Commissioner Hearn defends West Bypass decision
A source of confusion and consternation for opponents of the West Fayetteville Bypass has been over how, when and why the Fayette County Commission decided to proceed with the project instead of the East Fayetteville Bypass.
At the end of the May 23 commission meeting, Commissioner Lee Hearn explained the process, referring to a discussion the commission had at a January 2009 retreat, the same month he took office.
The consensus of the board at that meeting, “based on the engineering and concept work, was to move forward with the West Fayetteville Bypass and not to move forward, at that time, with the East Fayetteville Bypass,” Hearn said. “... The consensus of the group was that more folks were going to get to use the West Fayetteville Bypass at that time than the East Fayetteville Bypass.”
During his comments, Hearn explained that he is unaware of how the commission handled the prioritization of the bypass projects between 2007, when he left employment with the county, and January 2009, when he took office.
The commission had awarded at least one bid for work on the West Bypass in 2008 before Hearn came on the board.
Critics of the West Bypass have accused the commission of acting in secret to go ahead with that project instead of the East Bypass, but Hearn said it’s not true.
“There were no backroom deals, there was nothing inappropriate done in terms of the planning,” Hearn said.
The commission did not abandon the East Bypass at the January 2009 meeting, but it was put on hold, Hearn said.

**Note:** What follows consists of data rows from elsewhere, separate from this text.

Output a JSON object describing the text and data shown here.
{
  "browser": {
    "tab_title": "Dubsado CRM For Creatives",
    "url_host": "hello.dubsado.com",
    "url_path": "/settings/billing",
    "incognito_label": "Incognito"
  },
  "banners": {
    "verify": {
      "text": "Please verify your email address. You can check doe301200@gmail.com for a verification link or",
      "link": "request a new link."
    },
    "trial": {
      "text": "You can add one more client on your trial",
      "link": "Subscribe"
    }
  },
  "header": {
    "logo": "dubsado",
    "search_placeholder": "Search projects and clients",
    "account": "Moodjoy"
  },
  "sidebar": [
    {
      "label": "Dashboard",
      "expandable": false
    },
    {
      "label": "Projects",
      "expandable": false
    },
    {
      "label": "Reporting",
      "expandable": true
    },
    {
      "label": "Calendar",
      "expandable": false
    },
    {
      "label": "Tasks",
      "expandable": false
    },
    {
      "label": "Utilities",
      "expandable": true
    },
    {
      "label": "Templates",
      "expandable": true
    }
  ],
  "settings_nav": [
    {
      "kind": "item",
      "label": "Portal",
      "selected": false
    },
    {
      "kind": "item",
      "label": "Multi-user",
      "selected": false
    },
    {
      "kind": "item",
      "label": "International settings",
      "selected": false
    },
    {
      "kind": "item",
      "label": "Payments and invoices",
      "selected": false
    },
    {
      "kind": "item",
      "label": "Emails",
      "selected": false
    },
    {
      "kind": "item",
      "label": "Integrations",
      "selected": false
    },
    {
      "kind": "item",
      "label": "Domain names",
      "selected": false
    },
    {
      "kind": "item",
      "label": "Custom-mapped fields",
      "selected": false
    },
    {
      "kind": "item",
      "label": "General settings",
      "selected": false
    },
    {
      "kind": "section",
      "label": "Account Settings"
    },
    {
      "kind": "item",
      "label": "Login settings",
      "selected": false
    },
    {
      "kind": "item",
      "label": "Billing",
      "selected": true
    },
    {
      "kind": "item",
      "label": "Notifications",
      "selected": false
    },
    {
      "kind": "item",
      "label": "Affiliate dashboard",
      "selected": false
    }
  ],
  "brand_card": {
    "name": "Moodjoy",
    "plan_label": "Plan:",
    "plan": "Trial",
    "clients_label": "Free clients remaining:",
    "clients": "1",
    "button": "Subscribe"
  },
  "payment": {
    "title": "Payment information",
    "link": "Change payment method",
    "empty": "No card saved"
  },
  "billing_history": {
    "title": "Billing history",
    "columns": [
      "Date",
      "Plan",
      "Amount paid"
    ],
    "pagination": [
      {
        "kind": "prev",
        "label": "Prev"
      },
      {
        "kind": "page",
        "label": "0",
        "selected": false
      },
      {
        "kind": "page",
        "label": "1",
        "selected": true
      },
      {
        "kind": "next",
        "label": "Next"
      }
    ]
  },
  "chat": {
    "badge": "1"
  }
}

He added that he liked both projects.
Hearn’s insight also is colored by several years experience as the county’s public works director, as he served in that position until taking a similar job in Henry County in 2007.
Hearn was elected to the Fayette County Commission in 2008 and took office in January 2009.

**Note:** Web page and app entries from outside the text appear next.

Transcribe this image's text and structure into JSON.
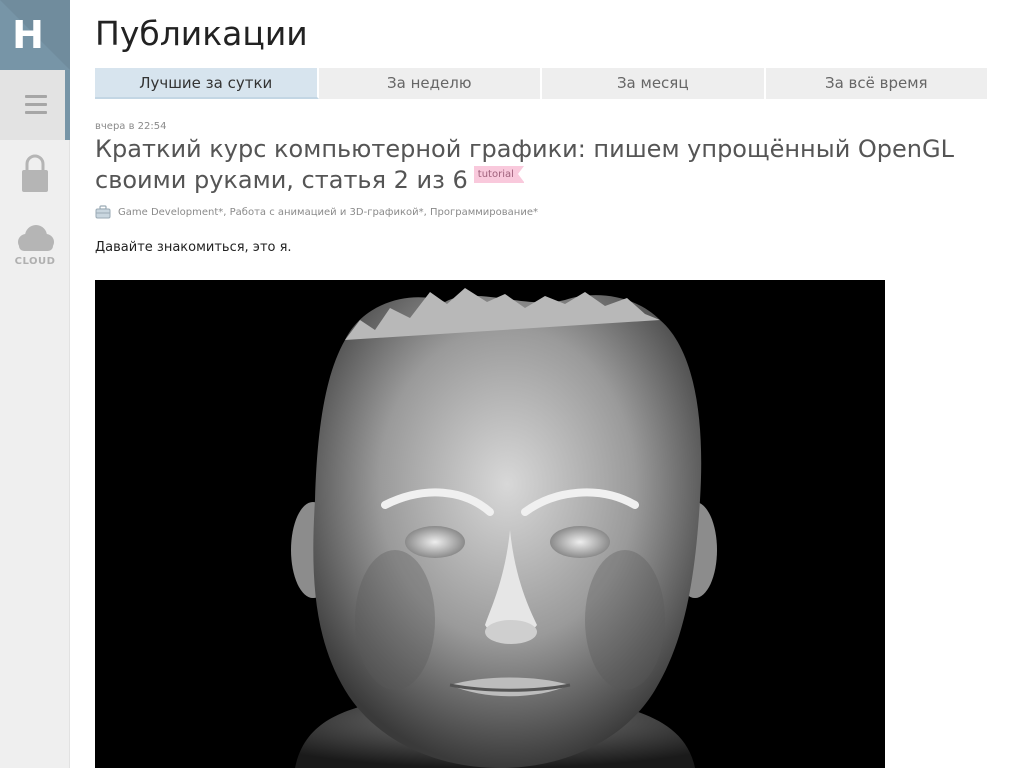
{
  "sidebar": {
    "logo_letter": "H",
    "cloud_label": "CLOUD"
  },
  "header": {
    "title": "Публикации"
  },
  "tabs": [
    {
      "label": "Лучшие за сутки",
      "active": true
    },
    {
      "label": "За неделю",
      "active": false
    },
    {
      "label": "За месяц",
      "active": false
    },
    {
      "label": "За всё время",
      "active": false
    }
  ],
  "post": {
    "date": "вчера в 22:54",
    "title": "Краткий курс компьютерной графики: пишем упрощённый OpenGL своими руками, статья 2 из 6",
    "tag": "tutorial",
    "hubs": "Game Development*, Работа с анимацией и 3D-графикой*, Программирование*",
    "intro": "Давайте знакомиться, это я."
  },
  "colors": {
    "logo_bg": "#7795a7",
    "active_tab_bg": "#d7e4ee",
    "tab_bg": "#eeeeee",
    "tag_bg": "#f9c9dc"
  },
  "icons": {
    "menu": "hamburger-icon",
    "lock": "lock-icon",
    "cloud": "cloud-icon",
    "hubs": "briefcase-icon"
  }
}
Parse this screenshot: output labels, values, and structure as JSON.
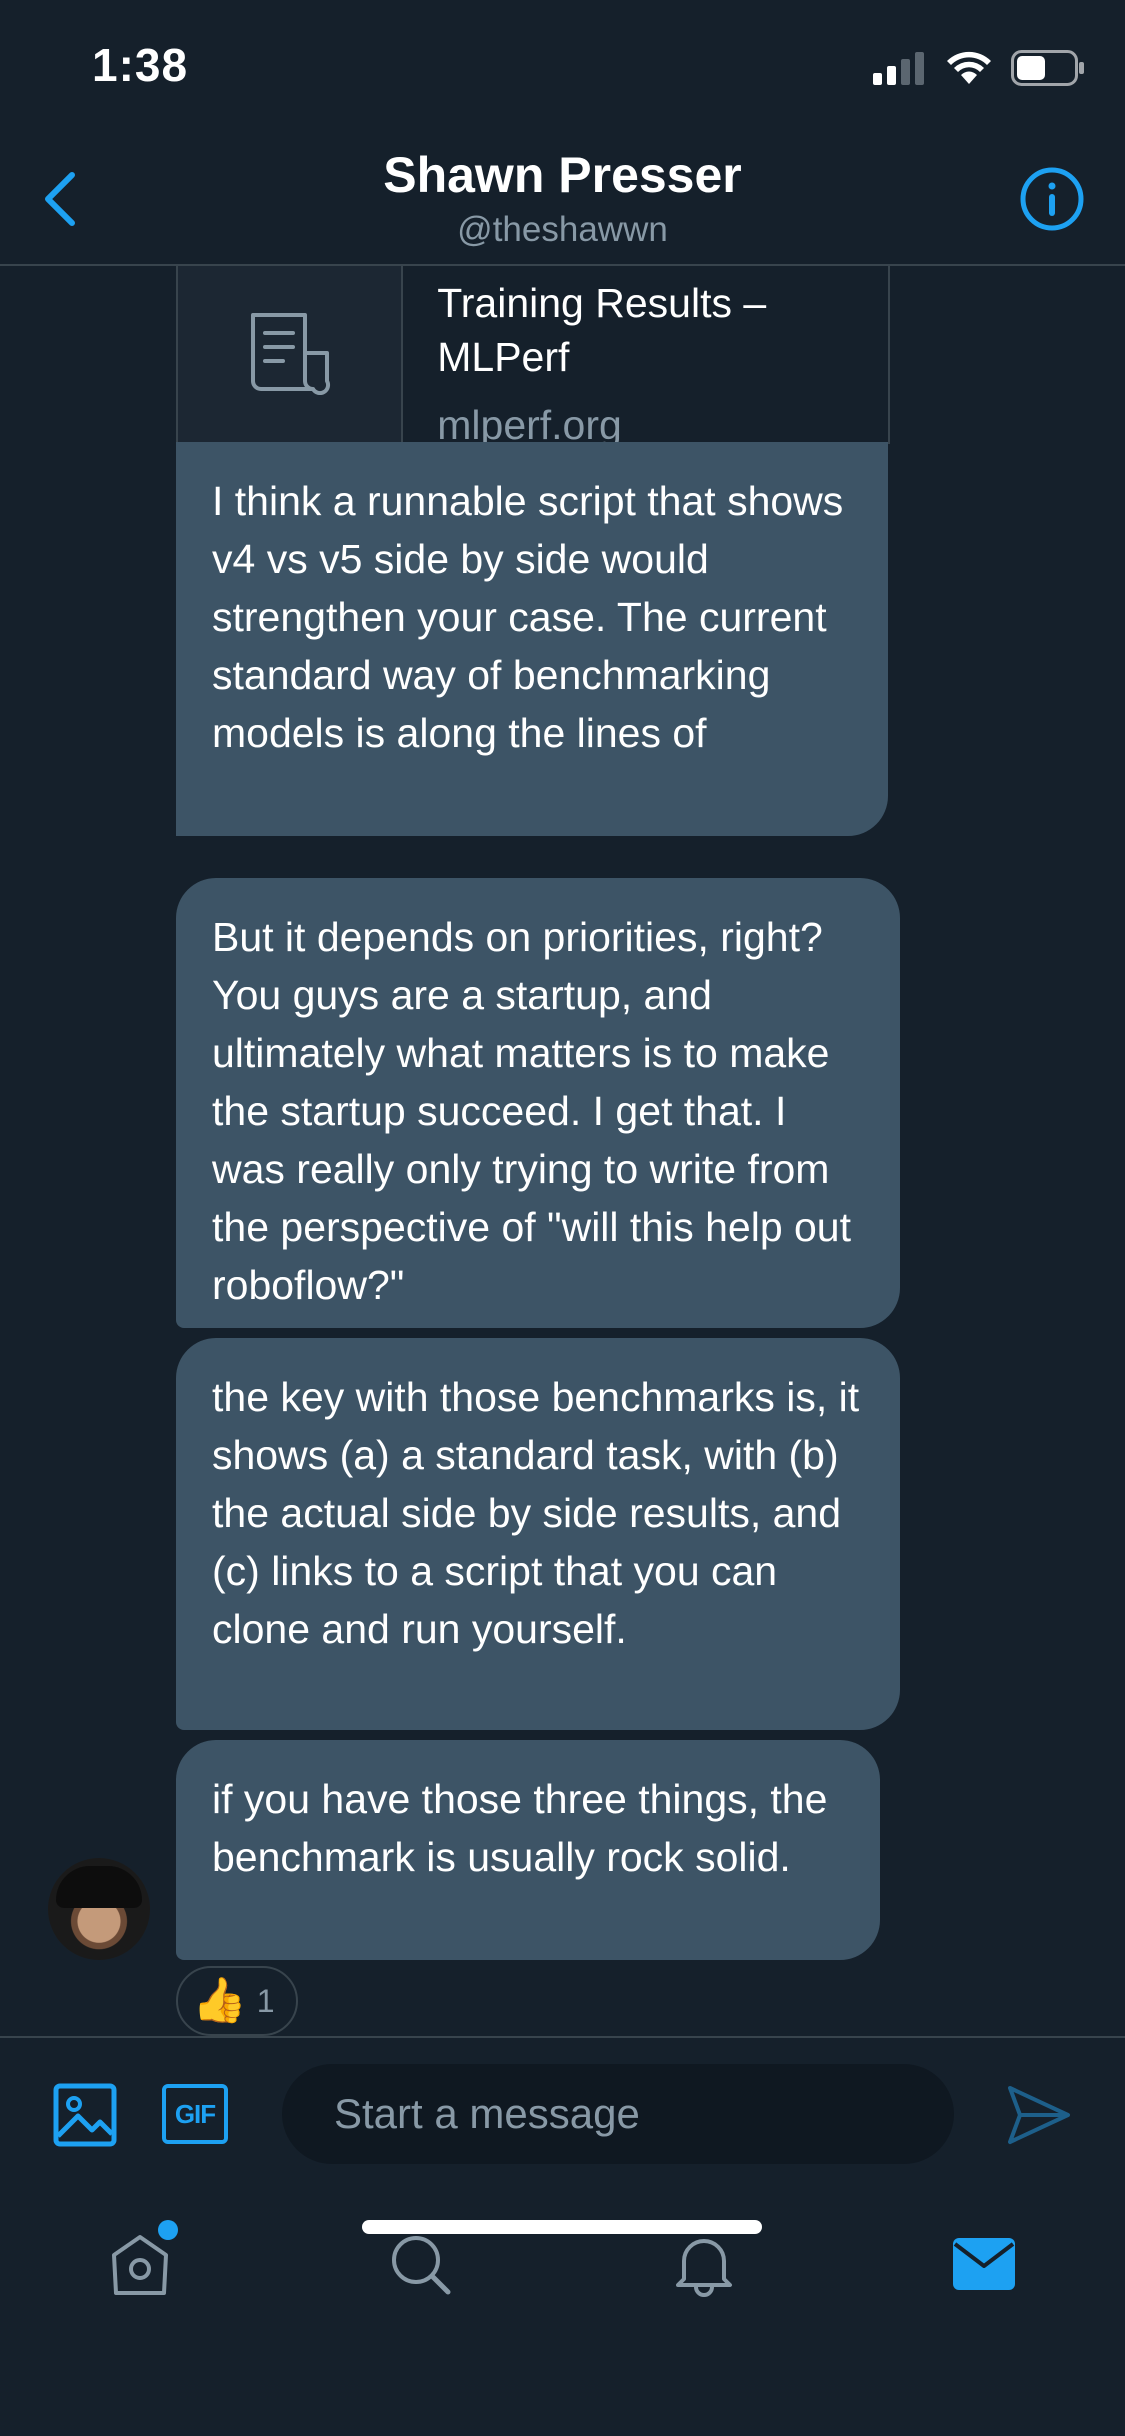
{
  "status_bar": {
    "time": "1:38"
  },
  "header": {
    "title": "Shawn Presser",
    "handle": "@theshawwn"
  },
  "link_card": {
    "title": "Training Results – MLPerf",
    "domain": "mlperf.org",
    "icon": "document-icon"
  },
  "messages": [
    {
      "text": "I think a runnable script that shows v4 vs v5 side by side would strengthen your case. The current standard way of benchmarking models is along the lines of"
    },
    {
      "text": "But it depends on priorities, right? You guys are a startup, and ultimately what matters is to make the startup succeed. I get that. I was really only trying to write from the perspective of \"will this help out roboflow?\""
    },
    {
      "text": "the key with those benchmarks is, it shows (a) a standard task, with (b) the actual side by side results, and (c) links to a script that you can clone and run yourself."
    },
    {
      "text": "if you have those three things, the benchmark is usually rock solid."
    }
  ],
  "reaction": {
    "emoji": "👍",
    "count": "1"
  },
  "composer": {
    "placeholder": "Start a message",
    "gif_label": "GIF"
  },
  "tabs": [
    {
      "name": "home",
      "icon": "home-icon",
      "has_notification_dot": true
    },
    {
      "name": "search",
      "icon": "search-icon"
    },
    {
      "name": "notifications",
      "icon": "bell-icon"
    },
    {
      "name": "messages",
      "icon": "envelope-icon",
      "active": true
    }
  ],
  "colors": {
    "background": "#15202b",
    "bubble": "#3d5466",
    "accent": "#1da1f2",
    "secondary_text": "#8899a6",
    "divider": "#38444d"
  }
}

Critics of the West Bypass have complained there is no county documentation of the board making this decision. But an article about the discussion was published in The Citizen Jan. 28, 2009.
The article highlighted the concern of county staff that there may not be enough money to complete both bypass projects due to questions about $7 million in state funding needed for the East Bypass. There were also questions about whether the county’s estimated budget for the East Bypass was too small.
Critics of the West Bypass have pointed repeatedly to the minutes of a 2003 meeting of all Fayette governments in which the consensus was that the East Fayetteville Bypass should be the county’s top priority transportation project.
After explaining the rationale behind the commission’s decisions on the bypass priorities, Hearn apologized to residents whose land is “negatively impacted” by the West Bypass.
“I truly wish that we could build this road, and every other road improvement project, without negatively impacting somebody’s property,” Hearn said.
Hearn recalled that as a teenager, a family farm in south Fulton had some property taken for use as a city lake.
“As a teenager, I was devastated. But my dad said at that time that our old farm was more valuable for providing water for the city of Palmetto for years to come than it was for our family’s use as a farm,” Hearn recalled.
“My dad was able to look at the bigger picture, and that’s something I challenge each of you to look at,” Hearn said.